    • Competition, EU and Trade
    • Competition, EU and Trade - Export controls and sanctions
    • Aerospace, defence and security
    • Industrials


    The UK’s licensing authority for arms exports, the Export Control Organisation (part of the Department for Business, Innovation and Skills), has revoked five export licences to Egypt following civilian deaths during political protests.

    On 03 July 2013, Mohammed Morsi, Egypt’s fifth President, was ousted in a military coup d’état after serving as the country’s President for just over a year. Several protesters died and were injured as a result of the political clashes that preceded and followed Morsi’s removal from power.  

    Vince Cable, the UK’s Business Secretary, explained that following the political unrest, licences were assessed on an individual basis “against a range of internationally agreed, stringent criteria which take into account the circumstances at the time the licence application was made”.

    The Business Secretary emphasised that there is no evidence of British equipment being used in the Egyptian conflicts. However, after reviewing the UK’s export licences to the country, the Export Control Organisation decided to revoke five licences. The licences permitted the export of arms components to the Egyptian army and police force.

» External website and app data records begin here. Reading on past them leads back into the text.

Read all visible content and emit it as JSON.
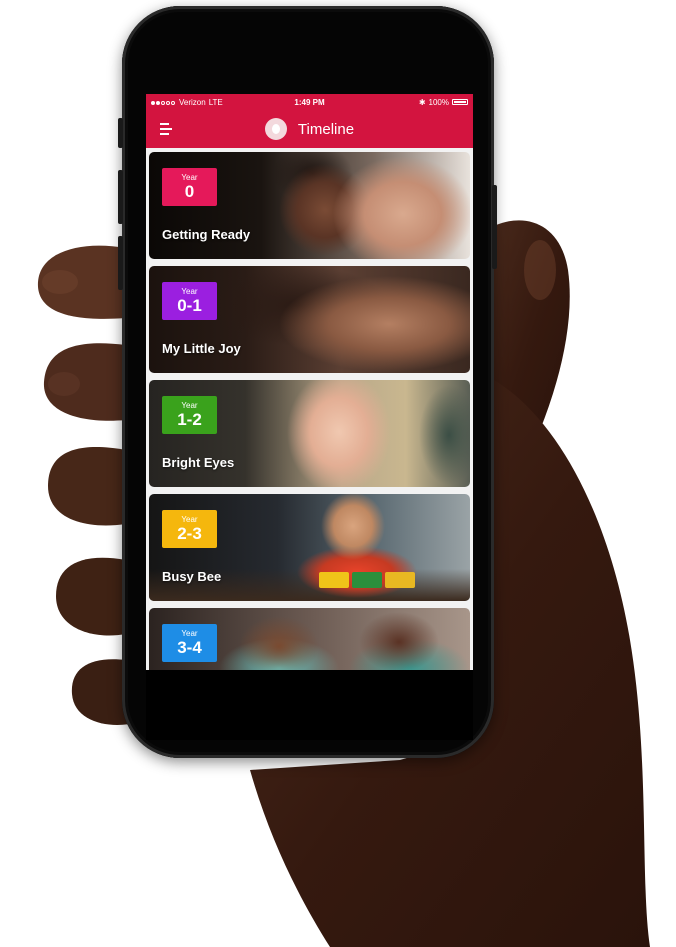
{
  "status_bar": {
    "carrier": "Verizon",
    "network": "LTE",
    "time": "1:49 PM",
    "battery": "100%",
    "signal_full": 2,
    "signal_total": 5
  },
  "nav": {
    "title": "Timeline",
    "menu_icon": "hamburger-menu-icon",
    "logo_icon": "app-logo-icon"
  },
  "colors": {
    "brand": "#d3143f",
    "year_0": "#e5195a",
    "year_0_1": "#9b1fe0",
    "year_1_2": "#3aa21c",
    "year_2_3": "#f5b70d",
    "year_3_4": "#1e8de6"
  },
  "cards": [
    {
      "year_label": "Year",
      "range": "0",
      "title": "Getting Ready"
    },
    {
      "year_label": "Year",
      "range": "0-1",
      "title": "My Little Joy"
    },
    {
      "year_label": "Year",
      "range": "1-2",
      "title": "Bright Eyes"
    },
    {
      "year_label": "Year",
      "range": "2-3",
      "title": "Busy Bee"
    },
    {
      "year_label": "Year",
      "range": "3-4",
      "title": ""
    }
  ]
}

    Going forward, Mr Cable stressed that the UK “will not grant export licences where we judge there is a clear risk the goods might be used for internal repression, provoke or prolong conflict within a country, be used aggressively against another country or risk our national security”.